David Greenway, a journalist’s journalist in the tradition of Michael Herr, David Halberstam, and Dexter Filkins. In this vivid memoir, he tells us what it’s like to report a war up close.
Reporter David Greenway was at the White House the day Kennedy was assassinated. He was in the jungles of Vietnam in that war’s most dangerous days, and left Saigon by helicopter from the American embassy as the city was falling. He was with Sean Flynn when Flynn decided to get an entire New Guinea village high on hash, and with him hours before he disappeared in Cambodia. He escorted John le Carre around South East Asia as he researched The Honourable Schoolboy. He was wounded in Vietnam and awarded a Bronze Star for rescuing a Marine. He was with Sidney Schanberg and Dith Pran in Phnom Penh before the city descended into the killing fields of the Khmer Rouge. Greenway covered Sadat in Jerusalem, civil war and bombing in Lebanon, ethnic cleansing and genocide the Balkans, the Gulf Wars (both), and reported from Afghanistan and Iraq as they collapsed into civil war.
This is a great adventure story—the life of a war correspondent on the front lines for five decades, eye-witness to come of the most violent and heroic scenes in recent history.
In this memoir, Boston Globe columnist Greenway narrates a professional life spent working in the most dangerous regions of the world. From the mid-1960s on, Greenway covered post-colonial states struggling with the consequences of the Cold War: Cambodia, Thailand, Lebanon, Laos, among many others. The Vietnam War in particular colored how he viewed future conflicts and American overreach as he watched history repeat itself in Afghanistan and Iraq.
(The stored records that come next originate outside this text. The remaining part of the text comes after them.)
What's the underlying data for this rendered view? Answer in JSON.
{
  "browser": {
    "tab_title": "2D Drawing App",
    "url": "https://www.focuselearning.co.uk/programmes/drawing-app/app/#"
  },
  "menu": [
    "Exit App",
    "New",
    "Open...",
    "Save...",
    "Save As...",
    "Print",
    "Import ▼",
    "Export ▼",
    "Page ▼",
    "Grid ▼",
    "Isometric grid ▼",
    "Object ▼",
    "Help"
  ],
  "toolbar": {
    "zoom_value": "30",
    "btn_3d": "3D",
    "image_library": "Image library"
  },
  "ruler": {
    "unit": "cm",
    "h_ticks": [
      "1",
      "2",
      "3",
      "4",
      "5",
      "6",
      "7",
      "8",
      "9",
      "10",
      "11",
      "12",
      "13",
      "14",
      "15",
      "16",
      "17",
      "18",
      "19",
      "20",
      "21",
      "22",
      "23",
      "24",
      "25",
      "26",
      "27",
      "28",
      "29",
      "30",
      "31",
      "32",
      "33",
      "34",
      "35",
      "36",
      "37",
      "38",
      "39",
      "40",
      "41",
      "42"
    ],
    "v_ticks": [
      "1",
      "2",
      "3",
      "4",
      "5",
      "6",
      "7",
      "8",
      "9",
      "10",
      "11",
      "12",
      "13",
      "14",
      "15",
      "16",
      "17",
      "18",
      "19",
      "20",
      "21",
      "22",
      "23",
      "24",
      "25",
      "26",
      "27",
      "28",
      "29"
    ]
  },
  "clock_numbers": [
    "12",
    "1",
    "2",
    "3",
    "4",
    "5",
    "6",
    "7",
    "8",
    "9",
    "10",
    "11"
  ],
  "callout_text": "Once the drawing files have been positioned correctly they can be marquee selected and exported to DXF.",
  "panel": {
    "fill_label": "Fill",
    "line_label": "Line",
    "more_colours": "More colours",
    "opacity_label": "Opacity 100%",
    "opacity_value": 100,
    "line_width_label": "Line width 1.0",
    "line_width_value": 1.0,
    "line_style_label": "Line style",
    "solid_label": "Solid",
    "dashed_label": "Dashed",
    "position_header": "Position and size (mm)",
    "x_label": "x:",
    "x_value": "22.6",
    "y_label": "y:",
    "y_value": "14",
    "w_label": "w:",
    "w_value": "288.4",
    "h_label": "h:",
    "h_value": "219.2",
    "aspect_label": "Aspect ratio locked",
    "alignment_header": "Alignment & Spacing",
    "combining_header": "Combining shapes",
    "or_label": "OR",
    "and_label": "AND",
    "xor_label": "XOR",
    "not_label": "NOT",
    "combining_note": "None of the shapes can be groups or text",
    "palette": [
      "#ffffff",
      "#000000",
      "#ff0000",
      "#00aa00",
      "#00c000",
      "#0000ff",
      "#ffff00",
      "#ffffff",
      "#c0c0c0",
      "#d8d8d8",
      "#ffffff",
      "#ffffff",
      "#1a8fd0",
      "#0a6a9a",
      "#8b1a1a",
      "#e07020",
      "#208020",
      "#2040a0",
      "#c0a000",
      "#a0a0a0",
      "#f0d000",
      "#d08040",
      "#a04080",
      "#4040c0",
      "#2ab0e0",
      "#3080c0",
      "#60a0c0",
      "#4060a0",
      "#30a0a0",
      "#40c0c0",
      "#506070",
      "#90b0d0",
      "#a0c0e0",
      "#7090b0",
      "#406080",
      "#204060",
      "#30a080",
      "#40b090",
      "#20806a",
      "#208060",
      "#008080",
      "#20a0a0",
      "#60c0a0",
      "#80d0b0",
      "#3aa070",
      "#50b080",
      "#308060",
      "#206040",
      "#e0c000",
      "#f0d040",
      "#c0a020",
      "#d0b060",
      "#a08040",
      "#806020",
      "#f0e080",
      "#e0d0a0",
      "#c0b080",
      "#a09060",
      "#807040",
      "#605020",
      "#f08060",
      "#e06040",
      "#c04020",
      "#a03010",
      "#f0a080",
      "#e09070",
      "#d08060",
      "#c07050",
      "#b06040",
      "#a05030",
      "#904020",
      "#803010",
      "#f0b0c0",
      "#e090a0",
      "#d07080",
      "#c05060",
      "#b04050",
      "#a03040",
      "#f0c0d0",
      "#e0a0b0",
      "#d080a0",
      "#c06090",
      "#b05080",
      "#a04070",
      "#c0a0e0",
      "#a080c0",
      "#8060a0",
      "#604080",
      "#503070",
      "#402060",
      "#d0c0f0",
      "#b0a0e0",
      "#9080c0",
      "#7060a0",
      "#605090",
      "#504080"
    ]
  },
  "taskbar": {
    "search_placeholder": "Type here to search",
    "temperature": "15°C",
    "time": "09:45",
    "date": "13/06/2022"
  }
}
A Boston Brahmin who attended Yale as a legacy, Greenway roots lay in a genteel WASP America that was already vanishing by the time he was shot during the Tet Offensive (his attempt to save a wounded Marine there earned him a Bronze Star). Greenway's professional and social connections provide him with a wide range of anecdotes that feature such figures as John le Carr and Sean Flynn (Errol's son), a journalist who mysteriously disappeared in the Cambodian jungle. Greenway's firsthand experiences add gravitas to his common-sense take on foreign policy. The real strengths of the book, however, are the vivid descriptions of life during wartime.